WHAT THE TASK REQUIRES:
Each record that follows should be duplicated exactly, except for its pictures.

____________________

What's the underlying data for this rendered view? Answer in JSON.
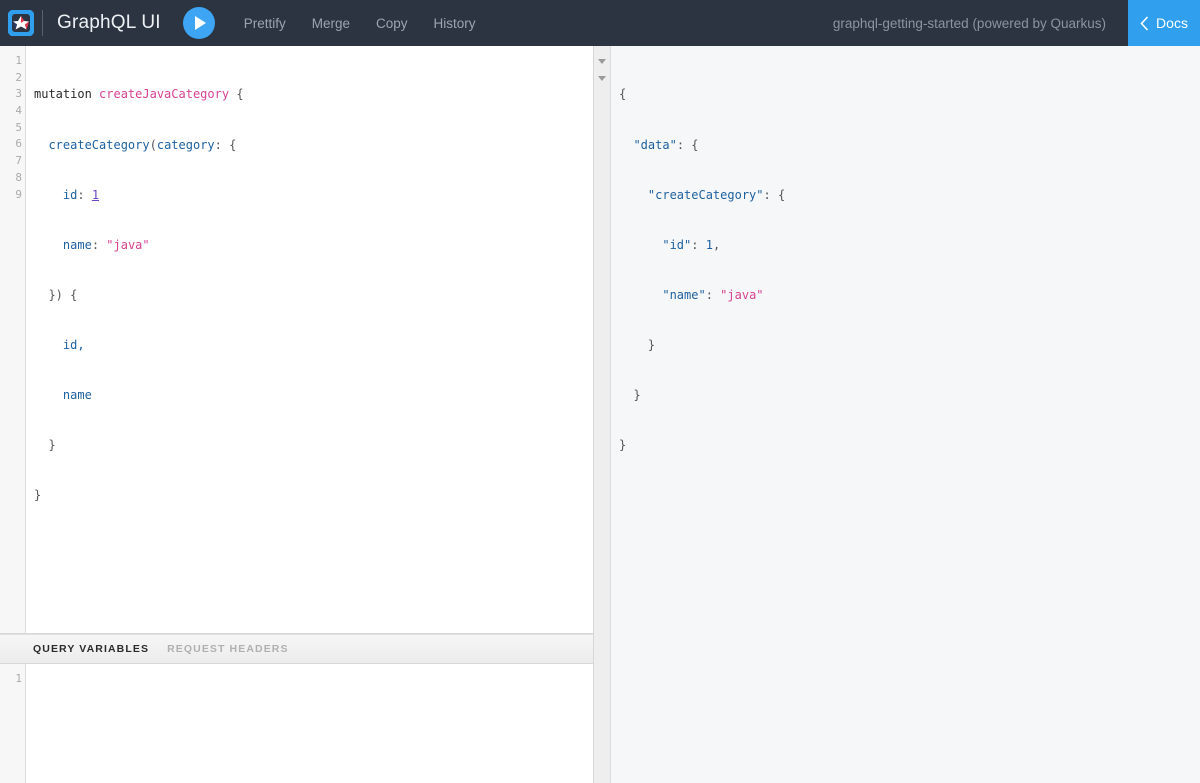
{
  "header": {
    "logo_icon": "quarkus-logo-icon",
    "title": "GraphQL UI",
    "execute_icon": "play-icon",
    "buttons": [
      {
        "label": "Prettify",
        "name": "prettify-button"
      },
      {
        "label": "Merge",
        "name": "merge-button"
      },
      {
        "label": "Copy",
        "name": "copy-button"
      },
      {
        "label": "History",
        "name": "history-button"
      }
    ],
    "endpoint_label": "graphql-getting-started (powered by Quarkus)",
    "docs_label": "Docs",
    "docs_icon": "chevron-left-icon"
  },
  "query_editor": {
    "line_numbers": [
      "1",
      "2",
      "3",
      "4",
      "5",
      "6",
      "7",
      "8",
      "9"
    ],
    "lines": [
      "mutation createJavaCategory {",
      "  createCategory(category: {",
      "    id: 1",
      "    name: \"java\"",
      "  }) {",
      "    id,",
      "    name",
      "  }",
      "}"
    ],
    "tokens": {
      "keyword": "mutation",
      "operation_name": "createJavaCategory",
      "field": "createCategory",
      "arg": "category",
      "id_field": "id",
      "id_value": "1",
      "name_field": "name",
      "name_value": "\"java\"",
      "sel_id": "id,",
      "sel_name": "name"
    }
  },
  "variables_panel": {
    "tabs": [
      {
        "label": "QUERY VARIABLES",
        "active": true
      },
      {
        "label": "REQUEST HEADERS",
        "active": false
      }
    ],
    "line_numbers": [
      "1"
    ],
    "content": ""
  },
  "result_panel": {
    "fold_rows": [
      0,
      1
    ],
    "lines": [
      "{",
      "  \"data\": {",
      "    \"createCategory\": {",
      "      \"id\": 1,",
      "      \"name\": \"java\"",
      "    }",
      "  }",
      "}"
    ],
    "tokens": {
      "data_key": "\"data\"",
      "create_key": "\"createCategory\"",
      "id_key": "\"id\"",
      "id_value": "1",
      "name_key": "\"name\"",
      "name_value": "\"java\""
    }
  },
  "colors": {
    "topbar_bg": "#2b3440",
    "accent_blue": "#3da5f4",
    "docs_blue": "#2f9fee",
    "string_magenta": "#d64292",
    "field_blue": "#1f61a0",
    "number_purple": "#6b48c8",
    "result_bg": "#f6f7f8"
  }
}
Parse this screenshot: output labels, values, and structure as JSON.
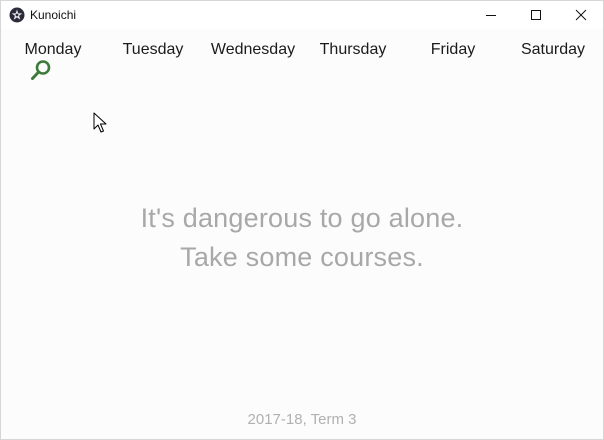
{
  "window": {
    "title": "Kunoichi",
    "controls": {
      "minimize_icon": "minimize-icon",
      "maximize_icon": "maximize-icon",
      "close_icon": "close-icon"
    }
  },
  "days": [
    {
      "label": "Monday"
    },
    {
      "label": "Tuesday"
    },
    {
      "label": "Wednesday"
    },
    {
      "label": "Thursday"
    },
    {
      "label": "Friday"
    },
    {
      "label": "Saturday"
    }
  ],
  "search": {
    "icon": "search-icon",
    "color": "#3d7a3a"
  },
  "empty_state": {
    "line1": "It's dangerous to go alone.",
    "line2": "Take some courses."
  },
  "term": "2017-18, Term 3"
}
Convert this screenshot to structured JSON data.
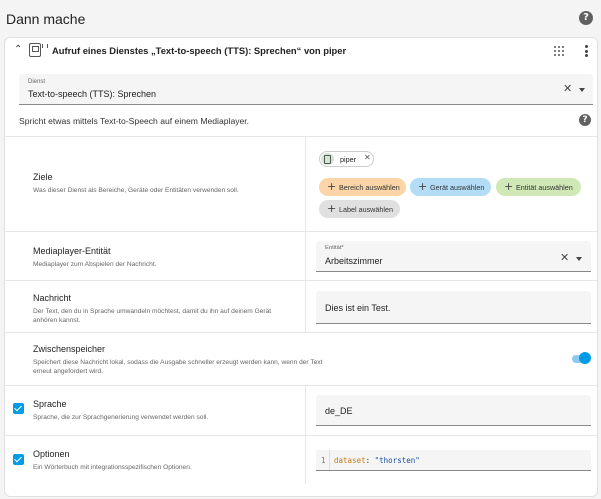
{
  "header": {
    "title": "Dann mache",
    "help_icon": "help-circle-icon"
  },
  "action": {
    "title": "Aufruf eines Dienstes „Text-to-speech (TTS): Sprechen“ von piper",
    "icons": {
      "collapse": "chevron-up-icon",
      "service": "service-icon",
      "drag": "drag-handle-icon",
      "menu": "dots-vertical-icon"
    }
  },
  "service_field": {
    "label": "Dienst",
    "value": "Text-to-speech (TTS): Sprechen"
  },
  "service_description": "Spricht etwas mittels Text-to-Speech auf einem Mediaplayer.",
  "targets": {
    "title": "Ziele",
    "description": "Was dieser Dienst als Bereiche, Geräte oder Entitäten verwenden soll.",
    "chip_label": "piper",
    "buttons": {
      "area": "Bereich auswählen",
      "device": "Gerät auswählen",
      "entity": "Entität auswählen",
      "label": "Label auswählen"
    },
    "colors": {
      "area": "#fbd5a7",
      "device": "#b3dcf6",
      "entity": "#cfe8b5",
      "label": "#e0e0e0"
    }
  },
  "media_player": {
    "title": "Mediaplayer-Entität",
    "description": "Mediaplayer zum Abspielen der Nachricht.",
    "field_label": "Entität*",
    "value": "Arbeitszimmer"
  },
  "message": {
    "title": "Nachricht",
    "description": "Der Text, den du in Sprache umwandeln möchtest, damit du ihn auf deinem Gerät anhören kannst.",
    "value": "Dies ist ein Test."
  },
  "cache": {
    "title": "Zwischenspeicher",
    "description": "Speichert diese Nachricht lokal, sodass die Ausgabe schneller erzeugt werden kann, wenn der Text erneut angefordert wird.",
    "enabled": true
  },
  "language": {
    "title": "Sprache",
    "description": "Sprache, die zur Sprachgenerierung verwendet werden soll.",
    "value": "de_DE",
    "checked": true
  },
  "options": {
    "title": "Optionen",
    "description": "Ein Wörterbuch mit integrationsspezifischen Optionen.",
    "checked": true,
    "code": {
      "line_number": "1",
      "key": "dataset",
      "colon": ": ",
      "value": "\"thorsten\""
    }
  },
  "accent_color": "#039be5"
}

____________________

WRITTEN RESPONSE:
What's the underlying data for this rendered view? Answer in JSON.
{
  "header": {
    "logo_icon": "quarkus-logo-icon",
    "title": "GraphQL UI",
    "execute_icon": "play-icon",
    "buttons": [
      {
        "label": "Prettify",
        "name": "prettify-button"
      },
      {
        "label": "Merge",
        "name": "merge-button"
      },
      {
        "label": "Copy",
        "name": "copy-button"
      },
      {
        "label": "History",
        "name": "history-button"
      }
    ],
    "endpoint_label": "graphql-getting-started (powered by Quarkus)",
    "docs_label": "Docs",
    "docs_icon": "chevron-left-icon"
  },
  "query_editor": {
    "line_numbers": [
      "1",
      "2",
      "3",
      "4",
      "5",
      "6",
      "7",
      "8",
      "9"
    ],
    "lines": [
      "mutation createJavaCategory {",
      "  createCategory(category: {",
      "    id: 1",
      "    name: \"java\"",
      "  }) {",
      "    id,",
      "    name",
      "  }",
      "}"
    ],
    "tokens": {
      "keyword": "mutation",
      "operation_name": "createJavaCategory",
      "field": "createCategory",
      "arg": "category",
      "id_field": "id",
      "id_value": "1",
      "name_field": "name",
      "name_value": "\"java\"",
      "sel_id": "id,",
      "sel_name": "name"
    }
  },
  "variables_panel": {
    "tabs": [
      {
        "label": "QUERY VARIABLES",
        "active": true
      },
      {
        "label": "REQUEST HEADERS",
        "active": false
      }
    ],
    "line_numbers": [
      "1"
    ],
    "content": ""
  },
  "result_panel": {
    "fold_rows": [
      0,
      1
    ],
    "lines": [
      "{",
      "  \"data\": {",
      "    \"createCategory\": {",
      "      \"id\": 1,",
      "      \"name\": \"java\"",
      "    }",
      "  }",
      "}"
    ],
    "tokens": {
      "data_key": "\"data\"",
      "create_key": "\"createCategory\"",
      "id_key": "\"id\"",
      "id_value": "1",
      "name_key": "\"name\"",
      "name_value": "\"java\""
    }
  },
  "colors": {
    "topbar_bg": "#2b3440",
    "accent_blue": "#3da5f4",
    "docs_blue": "#2f9fee",
    "string_magenta": "#d64292",
    "field_blue": "#1f61a0",
    "number_purple": "#6b48c8",
    "result_bg": "#f6f7f8"
  }
}
Parse this screenshot: output labels, values, and structure as JSON.
{
  "window": {
    "title": "Kunoichi",
    "controls": {
      "minimize_icon": "minimize-icon",
      "maximize_icon": "maximize-icon",
      "close_icon": "close-icon"
    }
  },
  "days": [
    {
      "label": "Monday"
    },
    {
      "label": "Tuesday"
    },
    {
      "label": "Wednesday"
    },
    {
      "label": "Thursday"
    },
    {
      "label": "Friday"
    },
    {
      "label": "Saturday"
    }
  ],
  "search": {
    "icon": "search-icon",
    "color": "#3d7a3a"
  },
  "empty_state": {
    "line1": "It's dangerous to go alone.",
    "line2": "Take some courses."
  },
  "term": "2017-18, Term 3"
}
Convert this screenshot to structured JSON data.
{
  "header": {
    "title": "Dann mache",
    "help_icon": "help-circle-icon"
  },
  "action": {
    "title": "Aufruf eines Dienstes „Text-to-speech (TTS): Sprechen“ von piper",
    "icons": {
      "collapse": "chevron-up-icon",
      "service": "service-icon",
      "drag": "drag-handle-icon",
      "menu": "dots-vertical-icon"
    }
  },
  "service_field": {
    "label": "Dienst",
    "value": "Text-to-speech (TTS): Sprechen"
  },
  "service_description": "Spricht etwas mittels Text-to-Speech auf einem Mediaplayer.",
  "targets": {
    "title": "Ziele",
    "description": "Was dieser Dienst als Bereiche, Geräte oder Entitäten verwenden soll.",
    "chip_label": "piper",
    "buttons": {
      "area": "Bereich auswählen",
      "device": "Gerät auswählen",
      "entity": "Entität auswählen",
      "label": "Label auswählen"
    },
    "colors": {
      "area": "#fbd5a7",
      "device": "#b3dcf6",
      "entity": "#cfe8b5",
      "label": "#e0e0e0"
    }
  },
  "media_player": {
    "title": "Mediaplayer-Entität",
    "description": "Mediaplayer zum Abspielen der Nachricht.",
    "field_label": "Entität*",
    "value": "Arbeitszimmer"
  },
  "message": {
    "title": "Nachricht",
    "description": "Der Text, den du in Sprache umwandeln möchtest, damit du ihn auf deinem Gerät anhören kannst.",
    "value": "Dies ist ein Test."
  },
  "cache": {
    "title": "Zwischenspeicher",
    "description": "Speichert diese Nachricht lokal, sodass die Ausgabe schneller erzeugt werden kann, wenn der Text erneut angefordert wird.",
    "enabled": true
  },
  "language": {
    "title": "Sprache",
    "description": "Sprache, die zur Sprachgenerierung verwendet werden soll.",
    "value": "de_DE",
    "checked": true
  },
  "options": {
    "title": "Optionen",
    "description": "Ein Wörterbuch mit integrationsspezifischen Optionen.",
    "checked": true,
    "code": {
      "line_number": "1",
      "key": "dataset",
      "colon": ": ",
      "value": "\"thorsten\""
    }
  },
  "accent_color": "#039be5"
}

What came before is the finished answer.